Lincolnshire County Council’s assistant director of public health Tony McGinty said the effort should be around getting infection rates down as low as possible over the five day break from tier restrictions.
Currently Lincolnshire’s infection rate is 243.2 per 100,000 people, against a national average of 181. The county is under the toughest tier 3 restrictions after its numbers spiked during the second lockdown.
From December 23, people will be able to form “bubbles” of three households over a five-day period (23-27 December), in a bid to allow families to spend the festive period together.
In national news on Tuesday two leading medical journals have called on government to reverse the decision, and Number 10 said the plans are under constant review.
Mr McGinty said people should “think proportionately” about the number of people in those groups and be “as sensible as they can whilst enjoying a bit of relaxation time”.
He understood people might potentially decide to ignore the rules in what is generally a time for families to get together, adding: “It’s been a long old haul hasn’t it this year?

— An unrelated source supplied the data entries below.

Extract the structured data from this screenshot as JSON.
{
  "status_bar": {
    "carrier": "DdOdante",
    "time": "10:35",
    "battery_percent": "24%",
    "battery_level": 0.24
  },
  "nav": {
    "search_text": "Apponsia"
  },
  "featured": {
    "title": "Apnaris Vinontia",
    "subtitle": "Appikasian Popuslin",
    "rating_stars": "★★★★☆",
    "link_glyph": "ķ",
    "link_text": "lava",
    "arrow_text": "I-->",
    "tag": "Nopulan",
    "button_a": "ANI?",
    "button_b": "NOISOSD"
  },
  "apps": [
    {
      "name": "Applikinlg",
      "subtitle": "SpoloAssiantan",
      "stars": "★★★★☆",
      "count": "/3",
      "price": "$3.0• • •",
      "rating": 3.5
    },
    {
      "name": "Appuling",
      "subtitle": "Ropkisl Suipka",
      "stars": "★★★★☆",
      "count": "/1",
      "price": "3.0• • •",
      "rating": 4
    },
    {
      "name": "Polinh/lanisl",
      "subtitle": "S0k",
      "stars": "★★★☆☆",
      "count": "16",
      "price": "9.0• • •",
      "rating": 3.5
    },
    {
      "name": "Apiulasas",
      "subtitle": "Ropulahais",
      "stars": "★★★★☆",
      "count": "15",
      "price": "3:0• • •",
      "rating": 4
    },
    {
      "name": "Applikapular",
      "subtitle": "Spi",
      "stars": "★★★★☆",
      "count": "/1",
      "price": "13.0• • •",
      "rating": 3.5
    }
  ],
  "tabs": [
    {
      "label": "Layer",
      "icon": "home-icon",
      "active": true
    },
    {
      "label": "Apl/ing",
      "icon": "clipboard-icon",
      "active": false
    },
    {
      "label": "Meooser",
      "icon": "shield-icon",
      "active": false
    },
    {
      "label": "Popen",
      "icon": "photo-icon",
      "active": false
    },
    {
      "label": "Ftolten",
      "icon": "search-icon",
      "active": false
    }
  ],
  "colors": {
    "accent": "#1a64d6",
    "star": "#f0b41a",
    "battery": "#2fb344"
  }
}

Loads of restrictions and some people won’t have seen some of those they’ll be seeing over Christmas for a long time.”
However, he called on people to stick to the rules and think about the most vulnerable members of the family.
“You need to do what you can to have a bit of relaxation and enjoy Christmas, but not throw the baby out with the bathwater.”
“If I was having a group of households over for Christmas or going to them — especially if there were going to be vulnerable members of my family such as grandma, etc — then I would I would certainly be following the rules for safety pretty carefully,” he said.
“[This would] will reduce the chance that I’m going to be the one that has COVID, doesn’t know, it takes it into that family party.”
“So get on with your shopping but keep hands, face, space going to reduce as much as possible that if anybody takes COVID-19 into those family parties that its not you.”